Certainly one reason that dwarf has grown in acceptance is that it is rarely used in a truly derogatory context. By contrast, "midget" is often used as an epithet, a derisive description. I think it's significant that when the intent is to put down a little person who also happens to be disproportionate, the M-word is what gets invoked, even though it supposedly pertains only to proportionate dwarfs. Think of "midget wrestling," a term that stuck even though most of the performers were achondroplasia dwarfs. In Massachusetts in the 1980s, a judge whose budget was getting squeezed over a political hiring dispute angrily referred to the then-president of the state senate, who was unusually short, as a "corrupt midget" -- a nickname that stuck thanks to the gleeful efforts of a tabloid columnist.

Now the dwarf community may be slowly coming full circle, embracing "midget" as a way of lessening its sting. Danny Black, an entertainer and talent agent who is an achondroplasia dwarf, has enraged many people in LPA circles by selling T-shirts featuring such phrases as midget PORN STAR and midget PETTING ZOO, the latter accompanied by a cartoon of a dwarf being patted on the head -- the sort of all-too-typical encounter with the average-size world that many LPs complain bitterly about. But despite the criticism that Black engenders, his best (indeed, practically his only) customers are dwarfs. Black says he's trying to reclaim "midget" the way more politicized parts of the gay community have reclaimed queer and the way some parts of the African-American community have made the N-word acceptable, at least among themselves. "Resignification," he calls it, the idea being that a minority group can change what an epithet means -- or signifies -- by embracing it for its own use.

Like Jacki Clipsham, Matt Roloff, and Len Sawisch, Black is uncomfortable with little people. "To me, I cringe at that," he told me. "'Little' -- a term of insignificance. A term meaning 'childlike',' a term meaning 'not as great as something big.' But at the same time we're going around saying, 'Think big, think big.' Are we denying something here? What's going on? Thinking big, but we're little people. You see Fisher-price little-people toys, little-people day care. It's childlike, it's insignificance."

Read an interesting email exchange about the M-word in this piece by Roger Ebert entitled, "Dwarfs, Little People and the M-Word" at
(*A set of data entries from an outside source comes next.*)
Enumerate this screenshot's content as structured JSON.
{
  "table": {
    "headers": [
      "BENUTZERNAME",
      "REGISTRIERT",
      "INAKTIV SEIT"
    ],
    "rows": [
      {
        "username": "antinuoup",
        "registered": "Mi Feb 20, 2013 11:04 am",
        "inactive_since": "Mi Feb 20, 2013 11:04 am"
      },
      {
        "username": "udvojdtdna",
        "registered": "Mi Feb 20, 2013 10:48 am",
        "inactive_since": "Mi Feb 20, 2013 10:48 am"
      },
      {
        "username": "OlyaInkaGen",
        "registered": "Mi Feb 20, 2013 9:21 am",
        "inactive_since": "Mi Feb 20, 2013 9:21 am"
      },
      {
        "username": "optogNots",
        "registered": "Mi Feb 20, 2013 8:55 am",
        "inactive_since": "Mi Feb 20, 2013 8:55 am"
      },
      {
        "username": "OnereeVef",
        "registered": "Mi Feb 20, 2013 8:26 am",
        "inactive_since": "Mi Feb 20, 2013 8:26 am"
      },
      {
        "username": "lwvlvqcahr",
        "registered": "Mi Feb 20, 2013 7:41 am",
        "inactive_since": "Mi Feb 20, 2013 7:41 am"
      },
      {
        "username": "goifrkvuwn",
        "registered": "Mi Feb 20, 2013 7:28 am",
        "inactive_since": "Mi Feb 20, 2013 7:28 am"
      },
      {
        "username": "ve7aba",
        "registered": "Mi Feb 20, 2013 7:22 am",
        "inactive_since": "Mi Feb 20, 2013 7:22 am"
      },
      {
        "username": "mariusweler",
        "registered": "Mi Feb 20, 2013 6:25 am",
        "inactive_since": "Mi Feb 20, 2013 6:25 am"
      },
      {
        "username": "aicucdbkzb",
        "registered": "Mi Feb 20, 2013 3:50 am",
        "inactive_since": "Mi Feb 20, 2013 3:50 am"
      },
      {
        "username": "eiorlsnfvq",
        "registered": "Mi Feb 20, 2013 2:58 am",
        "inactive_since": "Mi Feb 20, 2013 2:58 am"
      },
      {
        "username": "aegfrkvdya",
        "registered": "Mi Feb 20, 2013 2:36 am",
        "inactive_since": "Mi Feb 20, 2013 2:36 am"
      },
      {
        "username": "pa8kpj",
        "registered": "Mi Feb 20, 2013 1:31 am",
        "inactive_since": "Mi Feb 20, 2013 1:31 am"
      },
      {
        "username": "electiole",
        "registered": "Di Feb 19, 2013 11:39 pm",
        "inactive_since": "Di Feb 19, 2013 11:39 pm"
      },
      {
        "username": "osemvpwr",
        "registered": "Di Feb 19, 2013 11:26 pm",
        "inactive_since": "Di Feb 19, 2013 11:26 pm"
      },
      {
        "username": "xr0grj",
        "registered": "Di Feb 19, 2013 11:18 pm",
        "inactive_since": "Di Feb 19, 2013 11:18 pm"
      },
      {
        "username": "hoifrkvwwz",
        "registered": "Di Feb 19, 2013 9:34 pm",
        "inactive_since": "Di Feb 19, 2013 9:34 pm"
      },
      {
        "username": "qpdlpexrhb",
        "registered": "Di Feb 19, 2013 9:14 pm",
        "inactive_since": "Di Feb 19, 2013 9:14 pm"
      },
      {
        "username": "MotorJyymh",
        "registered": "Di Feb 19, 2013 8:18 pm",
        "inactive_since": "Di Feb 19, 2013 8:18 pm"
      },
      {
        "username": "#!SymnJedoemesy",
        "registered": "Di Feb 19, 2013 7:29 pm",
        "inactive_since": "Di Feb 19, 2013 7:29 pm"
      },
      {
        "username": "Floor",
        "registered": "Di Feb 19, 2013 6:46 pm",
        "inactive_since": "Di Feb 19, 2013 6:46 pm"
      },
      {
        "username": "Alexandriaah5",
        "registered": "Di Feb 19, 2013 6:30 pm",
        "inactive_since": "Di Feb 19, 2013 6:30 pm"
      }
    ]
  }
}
At the same LPA parents meeting where I heard the mother say how hurt she felt when someone called her daughter a "midget," Joan Hare -- a dwarf who runs the disability resource Center at the College of San Mateo, near San Francisco -- talked about how the language of dwarfism is evolving. Her father, she said, would get quite upset whenever he heard the M-word. Yet her twenty-three-year-old daughter, Rebecca, who's also a dwarf, uses the term "midget" with her friends. Like Danny Black, Joan Hare compared "midget" to queer and the N-word, and talked about how gays and blacks have reclaimed those words in part to drain them of their potency.
"Once you take a word back," she said, "it has no power to hurt."

Dan Kennedy is a visiting professor of journalism at Northeastern University and a contributing writer for the Boston Phoenix. His articles have also appeared in publications such as The New Republic, Salon and Slate. He is the editor of the Little People of America website. He lives in Danvers, MA with his family and can be reached through his personal Web site at This excerpt appears here with permission from the author.